Brookline Conservation Commission member Drew Kellner said “working with PLC was essential to accomplishing such a large project, as we are an all-volunteer board.  The commission members have lots of drive and passion, but the technical expertise PLC provided was instrumental in developing the conservation easement and to our successful fundraising.”

The Brookline Conservation Commission hasn’t slowed down their pace of activity since completing the land purchase.  Work continues to complete improvements on the newly-acquired land-- a small parking area, field edge maintenance, etc. -- and in September the town applied for a state wetland permit to perform work on a riverbank stabilization project to be completed in mid-October.  Meanwhile the town and PLC have already begun work on the next phase of the project that the town is calling Nissitissit River Park.
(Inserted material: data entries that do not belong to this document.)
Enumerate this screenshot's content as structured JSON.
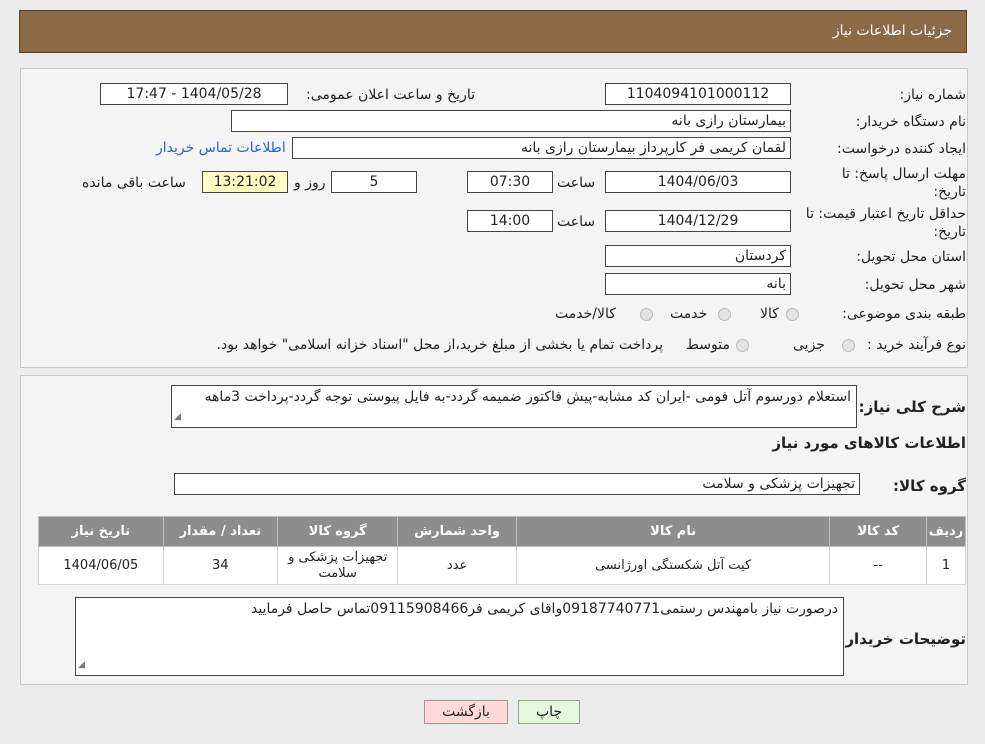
{
  "header": {
    "title": "جزئیات اطلاعات نیاز"
  },
  "form": {
    "need_number": {
      "label": "شماره نیاز:",
      "value": "1104094101000112"
    },
    "announce": {
      "label": "تاریخ و ساعت اعلان عمومی:",
      "value": "1404/05/28 - 17:47"
    },
    "buyer_org": {
      "label": "نام دستگاه خریدار:",
      "value": "بیمارستان رازی بانه"
    },
    "requester": {
      "label": "ایجاد کننده درخواست:",
      "value": "لقمان کریمی فر کارپرداز بیمارستان رازی بانه",
      "contact_link": "اطلاعات تماس خریدار"
    },
    "reply_deadline": {
      "label_line1": "مهلت ارسال پاسخ: تا",
      "label_line2": "تاریخ:",
      "date": "1404/06/03",
      "time_label": "ساعت",
      "time": "07:30",
      "days": "5",
      "days_label": "روز و",
      "remaining": "13:21:02",
      "remaining_label": "ساعت باقی مانده"
    },
    "price_validity": {
      "label_line1": "حداقل تاریخ اعتبار قیمت: تا",
      "label_line2": "تاریخ:",
      "date": "1404/12/29",
      "time_label": "ساعت",
      "time": "14:00"
    },
    "province": {
      "label": "استان محل تحویل:",
      "value": "کردستان"
    },
    "city": {
      "label": "شهر محل تحویل:",
      "value": "بانه"
    },
    "category": {
      "label": "طبقه بندی موضوعی:",
      "options": [
        "کالا",
        "خدمت",
        "کالا/خدمت"
      ]
    },
    "purchase_type": {
      "label": "نوع فرآیند خرید :",
      "options": [
        "جزیی",
        "متوسط"
      ],
      "note": "پرداخت تمام یا بخشی از مبلغ خرید،از محل \"اسناد خزانه اسلامی\" خواهد بود."
    }
  },
  "details": {
    "description_label": "شرح کلی نیاز:",
    "description": "استعلام دورسوم آتل فومی -ایران کد مشابه-پیش فاکتور ضمیمه گردد-به فایل پیوستی توجه گردد-پرداخت 3ماهه",
    "goods_info_title": "اطلاعات کالاهای مورد نیاز",
    "goods_group_label": "گروه کالا:",
    "goods_group": "تجهیزات پزشکی و سلامت",
    "table": {
      "headers": [
        "ردیف",
        "کد کالا",
        "نام کالا",
        "واحد شمارش",
        "گروه کالا",
        "تعداد / مقدار",
        "تاریخ نیاز"
      ],
      "rows": [
        [
          "1",
          "--",
          "کیت آتل شکستگی اورژانسی",
          "عدد",
          "تجهیزات پزشکی و سلامت",
          "34",
          "1404/06/05"
        ]
      ]
    },
    "buyer_notes_label": "توضیحات خریدار:",
    "buyer_notes": "درصورت نیاز بامهندس رستمی09187740771واقای کریمی فر09115908466تماس حاصل فرمایید"
  },
  "buttons": {
    "print": "چاپ",
    "back": "بازگشت"
  },
  "colors": {
    "header_bg": "#8b6a45",
    "table_header_bg": "#8d8d8d",
    "remaining_bg": "#ffffc4",
    "back_button_bg": "#ffd9d9",
    "print_button_bg": "#e4f9dc",
    "link": "#2a63c8"
  }
}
The new park will combine several parcels already held by the town with three more to be donated to the town by the Nissitissit River Land Trust and the Beaver Brook Association.  Immediately following the transfer of private land to the town, Brookline will convey a conservation easement on all the parcels to PLC.  Altogether the properties comprise about 24 acres of land and another half mile of frontage on the Nissitissit River.  The properties also feature over a mile of existing rail trail, and the town plans to create a new universally-accessible river walk and fishing pier.   Two new car-top boat launches are also planned.  Progress on developing the Nissitissit River Park has been aided by a technical grant through the National Park Service’s Rivers, Trails, and Conservation Assistance program, and generous funding from the federal Land and Water Conservation Fund.

As if all this activity wasn’t enough to keep Brookline busy, the Nissitissit River is also the subject of a study by the National Park Service to determine if it should be granted “Wild and Scenic River” status by Congress.  The Brookline Select Board voted to have the town formally participate in the study process and town voters may be asked to vote at the March 2018 town meeting to adopt a management plan for the river.

At the closing, from left:  Mark Dunn (PLC Attorney), Chris Wells (PLC), Tom Jones(PLC), Peter Smith (Nissitissit River Land Trust),

Pam and Elly Austin (Landowners), Drew Kellner (Brookline CC) and John Carr (Brookline BOS)